:: SUPPLIED MATERIAL ::

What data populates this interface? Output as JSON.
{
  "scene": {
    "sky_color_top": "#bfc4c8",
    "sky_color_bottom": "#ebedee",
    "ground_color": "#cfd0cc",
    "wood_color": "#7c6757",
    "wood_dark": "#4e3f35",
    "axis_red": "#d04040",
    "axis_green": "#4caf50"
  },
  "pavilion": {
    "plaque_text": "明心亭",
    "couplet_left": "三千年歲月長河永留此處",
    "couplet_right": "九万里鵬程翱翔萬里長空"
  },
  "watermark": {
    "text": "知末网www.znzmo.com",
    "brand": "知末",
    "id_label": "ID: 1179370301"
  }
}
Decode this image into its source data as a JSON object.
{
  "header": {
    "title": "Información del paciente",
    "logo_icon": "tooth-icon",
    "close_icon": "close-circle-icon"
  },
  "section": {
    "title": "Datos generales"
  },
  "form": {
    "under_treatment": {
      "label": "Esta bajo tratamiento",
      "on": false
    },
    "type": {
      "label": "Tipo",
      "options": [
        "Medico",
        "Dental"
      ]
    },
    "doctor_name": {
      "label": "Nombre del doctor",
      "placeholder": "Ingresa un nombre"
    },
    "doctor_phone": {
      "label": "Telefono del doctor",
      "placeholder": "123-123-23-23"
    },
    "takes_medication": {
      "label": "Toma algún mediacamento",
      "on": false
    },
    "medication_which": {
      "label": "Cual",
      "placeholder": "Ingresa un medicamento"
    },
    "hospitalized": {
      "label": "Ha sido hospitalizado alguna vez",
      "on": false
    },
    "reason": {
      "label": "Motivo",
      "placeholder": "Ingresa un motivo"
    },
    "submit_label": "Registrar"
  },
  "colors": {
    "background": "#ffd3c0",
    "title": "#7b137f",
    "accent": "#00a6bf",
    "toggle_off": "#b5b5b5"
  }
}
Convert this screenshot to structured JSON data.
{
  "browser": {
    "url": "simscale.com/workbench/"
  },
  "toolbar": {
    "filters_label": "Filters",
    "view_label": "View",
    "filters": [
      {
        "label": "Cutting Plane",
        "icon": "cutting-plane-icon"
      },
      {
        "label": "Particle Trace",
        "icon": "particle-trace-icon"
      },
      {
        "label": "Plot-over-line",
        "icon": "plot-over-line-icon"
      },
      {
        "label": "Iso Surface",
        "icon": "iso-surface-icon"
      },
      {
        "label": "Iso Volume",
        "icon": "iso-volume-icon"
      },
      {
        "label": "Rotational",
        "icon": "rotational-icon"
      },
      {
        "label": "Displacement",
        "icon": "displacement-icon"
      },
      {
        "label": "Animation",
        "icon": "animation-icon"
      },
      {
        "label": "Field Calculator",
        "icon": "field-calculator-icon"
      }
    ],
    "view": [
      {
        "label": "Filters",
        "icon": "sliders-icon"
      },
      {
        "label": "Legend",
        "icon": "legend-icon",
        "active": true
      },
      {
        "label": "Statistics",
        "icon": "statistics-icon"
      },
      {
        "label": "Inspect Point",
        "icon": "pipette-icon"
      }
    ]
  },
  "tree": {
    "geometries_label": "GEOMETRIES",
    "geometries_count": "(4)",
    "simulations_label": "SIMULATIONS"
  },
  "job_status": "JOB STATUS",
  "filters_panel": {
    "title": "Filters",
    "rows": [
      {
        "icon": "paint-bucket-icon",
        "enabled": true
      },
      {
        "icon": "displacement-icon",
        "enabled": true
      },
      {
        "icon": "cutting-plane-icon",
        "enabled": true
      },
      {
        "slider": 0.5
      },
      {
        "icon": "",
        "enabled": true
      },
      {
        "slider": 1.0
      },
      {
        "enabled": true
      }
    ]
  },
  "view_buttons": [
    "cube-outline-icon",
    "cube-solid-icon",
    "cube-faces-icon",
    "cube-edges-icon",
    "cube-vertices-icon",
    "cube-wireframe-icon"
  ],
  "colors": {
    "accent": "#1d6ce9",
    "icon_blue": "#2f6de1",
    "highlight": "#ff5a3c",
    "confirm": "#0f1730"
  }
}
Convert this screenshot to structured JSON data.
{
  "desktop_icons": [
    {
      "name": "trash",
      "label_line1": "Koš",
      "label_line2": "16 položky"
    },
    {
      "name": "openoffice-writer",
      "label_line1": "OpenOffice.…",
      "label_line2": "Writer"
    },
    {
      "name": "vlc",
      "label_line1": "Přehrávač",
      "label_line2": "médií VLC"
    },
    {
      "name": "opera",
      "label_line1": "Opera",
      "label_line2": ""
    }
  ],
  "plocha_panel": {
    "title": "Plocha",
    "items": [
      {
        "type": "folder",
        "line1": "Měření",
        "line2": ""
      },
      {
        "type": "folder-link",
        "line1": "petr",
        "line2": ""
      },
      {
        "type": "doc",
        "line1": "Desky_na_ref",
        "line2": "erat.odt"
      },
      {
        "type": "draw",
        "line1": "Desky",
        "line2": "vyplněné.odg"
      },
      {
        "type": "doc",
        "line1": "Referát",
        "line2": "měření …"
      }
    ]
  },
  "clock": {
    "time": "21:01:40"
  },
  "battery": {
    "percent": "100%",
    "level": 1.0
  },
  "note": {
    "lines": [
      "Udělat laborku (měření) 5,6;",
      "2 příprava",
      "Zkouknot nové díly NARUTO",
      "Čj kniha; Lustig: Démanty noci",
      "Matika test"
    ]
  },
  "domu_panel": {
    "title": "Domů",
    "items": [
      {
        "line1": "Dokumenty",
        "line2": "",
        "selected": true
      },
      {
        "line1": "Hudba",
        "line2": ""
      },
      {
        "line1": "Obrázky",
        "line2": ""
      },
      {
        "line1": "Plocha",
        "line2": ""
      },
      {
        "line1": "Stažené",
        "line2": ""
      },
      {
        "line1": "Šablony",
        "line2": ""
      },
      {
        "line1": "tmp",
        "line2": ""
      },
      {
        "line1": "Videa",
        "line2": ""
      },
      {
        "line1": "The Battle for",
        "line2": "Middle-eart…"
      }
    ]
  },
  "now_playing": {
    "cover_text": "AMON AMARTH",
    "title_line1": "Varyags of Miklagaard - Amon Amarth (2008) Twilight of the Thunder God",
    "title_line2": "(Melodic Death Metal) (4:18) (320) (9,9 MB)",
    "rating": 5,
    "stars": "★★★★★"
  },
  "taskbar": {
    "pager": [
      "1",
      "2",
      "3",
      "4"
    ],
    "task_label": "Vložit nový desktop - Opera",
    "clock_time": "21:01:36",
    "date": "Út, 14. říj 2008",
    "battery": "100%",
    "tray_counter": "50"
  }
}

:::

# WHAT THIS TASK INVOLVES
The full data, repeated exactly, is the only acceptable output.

# TASK RESPONSE
What data populates this interface? Output as JSON.
{
  "scene": {
    "sky_color_top": "#bfc4c8",
    "sky_color_bottom": "#ebedee",
    "ground_color": "#cfd0cc",
    "wood_color": "#7c6757",
    "wood_dark": "#4e3f35",
    "axis_red": "#d04040",
    "axis_green": "#4caf50"
  },
  "pavilion": {
    "plaque_text": "明心亭",
    "couplet_left": "三千年歲月長河永留此處",
    "couplet_right": "九万里鵬程翱翔萬里長空"
  },
  "watermark": {
    "text": "知末网www.znzmo.com",
    "brand": "知末",
    "id_label": "ID: 1179370301"
  }
}
Decode this image into its source data as a JSON object.
{
  "header": {
    "title": "Información del paciente",
    "logo_icon": "tooth-icon",
    "close_icon": "close-circle-icon"
  },
  "section": {
    "title": "Datos generales"
  },
  "form": {
    "under_treatment": {
      "label": "Esta bajo tratamiento",
      "on": false
    },
    "type": {
      "label": "Tipo",
      "options": [
        "Medico",
        "Dental"
      ]
    },
    "doctor_name": {
      "label": "Nombre del doctor",
      "placeholder": "Ingresa un nombre"
    },
    "doctor_phone": {
      "label": "Telefono del doctor",
      "placeholder": "123-123-23-23"
    },
    "takes_medication": {
      "label": "Toma algún mediacamento",
      "on": false
    },
    "medication_which": {
      "label": "Cual",
      "placeholder": "Ingresa un medicamento"
    },
    "hospitalized": {
      "label": "Ha sido hospitalizado alguna vez",
      "on": false
    },
    "reason": {
      "label": "Motivo",
      "placeholder": "Ingresa un motivo"
    },
    "submit_label": "Registrar"
  },
  "colors": {
    "background": "#ffd3c0",
    "title": "#7b137f",
    "accent": "#00a6bf",
    "toggle_off": "#b5b5b5"
  }
}
Convert this screenshot to structured JSON data.
{
  "browser": {
    "url": "simscale.com/workbench/"
  },
  "toolbar": {
    "filters_label": "Filters",
    "view_label": "View",
    "filters": [
      {
        "label": "Cutting Plane",
        "icon": "cutting-plane-icon"
      },
      {
        "label": "Particle Trace",
        "icon": "particle-trace-icon"
      },
      {
        "label": "Plot-over-line",
        "icon": "plot-over-line-icon"
      },
      {
        "label": "Iso Surface",
        "icon": "iso-surface-icon"
      },
      {
        "label": "Iso Volume",
        "icon": "iso-volume-icon"
      },
      {
        "label": "Rotational",
        "icon": "rotational-icon"
      },
      {
        "label": "Displacement",
        "icon": "displacement-icon"
      },
      {
        "label": "Animation",
        "icon": "animation-icon"
      },
      {
        "label": "Field Calculator",
        "icon": "field-calculator-icon"
      }
    ],
    "view": [
      {
        "label": "Filters",
        "icon": "sliders-icon"
      },
      {
        "label": "Legend",
        "icon": "legend-icon",
        "active": true
      },
      {
        "label": "Statistics",
        "icon": "statistics-icon"
      },
      {
        "label": "Inspect Point",
        "icon": "pipette-icon"
      }
    ]
  },
  "tree": {
    "geometries_label": "GEOMETRIES",
    "geometries_count": "(4)",
    "simulations_label": "SIMULATIONS"
  },
  "job_status": "JOB STATUS",
  "filters_panel": {
    "title": "Filters",
    "rows": [
      {
        "icon": "paint-bucket-icon",
        "enabled": true
      },
      {
        "icon": "displacement-icon",
        "enabled": true
      },
      {
        "icon": "cutting-plane-icon",
        "enabled": true
      },
      {
        "slider": 0.5
      },
      {
        "icon": "",
        "enabled": true
      },
      {
        "slider": 1.0
      },
      {
        "enabled": true
      }
    ]
  },
  "view_buttons": [
    "cube-outline-icon",
    "cube-solid-icon",
    "cube-faces-icon",
    "cube-edges-icon",
    "cube-vertices-icon",
    "cube-wireframe-icon"
  ],
  "colors": {
    "accent": "#1d6ce9",
    "icon_blue": "#2f6de1",
    "highlight": "#ff5a3c",
    "confirm": "#0f1730"
  }
}
Convert this screenshot to structured JSON data.
{
  "desktop_icons": [
    {
      "name": "trash",
      "label_line1": "Koš",
      "label_line2": "16 položky"
    },
    {
      "name": "openoffice-writer",
      "label_line1": "OpenOffice.…",
      "label_line2": "Writer"
    },
    {
      "name": "vlc",
      "label_line1": "Přehrávač",
      "label_line2": "médií VLC"
    },
    {
      "name": "opera",
      "label_line1": "Opera",
      "label_line2": ""
    }
  ],
  "plocha_panel": {
    "title": "Plocha",
    "items": [
      {
        "type": "folder",
        "line1": "Měření",
        "line2": ""
      },
      {
        "type": "folder-link",
        "line1": "petr",
        "line2": ""
      },
      {
        "type": "doc",
        "line1": "Desky_na_ref",
        "line2": "erat.odt"
      },
      {
        "type": "draw",
        "line1": "Desky",
        "line2": "vyplněné.odg"
      },
      {
        "type": "doc",
        "line1": "Referát",
        "line2": "měření …"
      }
    ]
  },
  "clock": {
    "time": "21:01:40"
  },
  "battery": {
    "percent": "100%",
    "level": 1.0
  },
  "note": {
    "lines": [
      "Udělat laborku (měření) 5,6;",
      "2 příprava",
      "Zkouknot nové díly NARUTO",
      "Čj kniha; Lustig: Démanty noci",
      "Matika test"
    ]
  },
  "domu_panel": {
    "title": "Domů",
    "items": [
      {
        "line1": "Dokumenty",
        "line2": "",
        "selected": true
      },
      {
        "line1": "Hudba",
        "line2": ""
      },
      {
        "line1": "Obrázky",
        "line2": ""
      },
      {
        "line1": "Plocha",
        "line2": ""
      },
      {
        "line1": "Stažené",
        "line2": ""
      },
      {
        "line1": "Šablony",
        "line2": ""
      },
      {
        "line1": "tmp",
        "line2": ""
      },
      {
        "line1": "Videa",
        "line2": ""
      },
      {
        "line1": "The Battle for",
        "line2": "Middle-eart…"
      }
    ]
  },
  "now_playing": {
    "cover_text": "AMON AMARTH",
    "title_line1": "Varyags of Miklagaard - Amon Amarth (2008) Twilight of the Thunder God",
    "title_line2": "(Melodic Death Metal) (4:18) (320) (9,9 MB)",
    "rating": 5,
    "stars": "★★★★★"
  },
  "taskbar": {
    "pager": [
      "1",
      "2",
      "3",
      "4"
    ],
    "task_label": "Vložit nový desktop - Opera",
    "clock_time": "21:01:36",
    "date": "Út, 14. říj 2008",
    "battery": "100%",
    "tray_counter": "50"
  }
}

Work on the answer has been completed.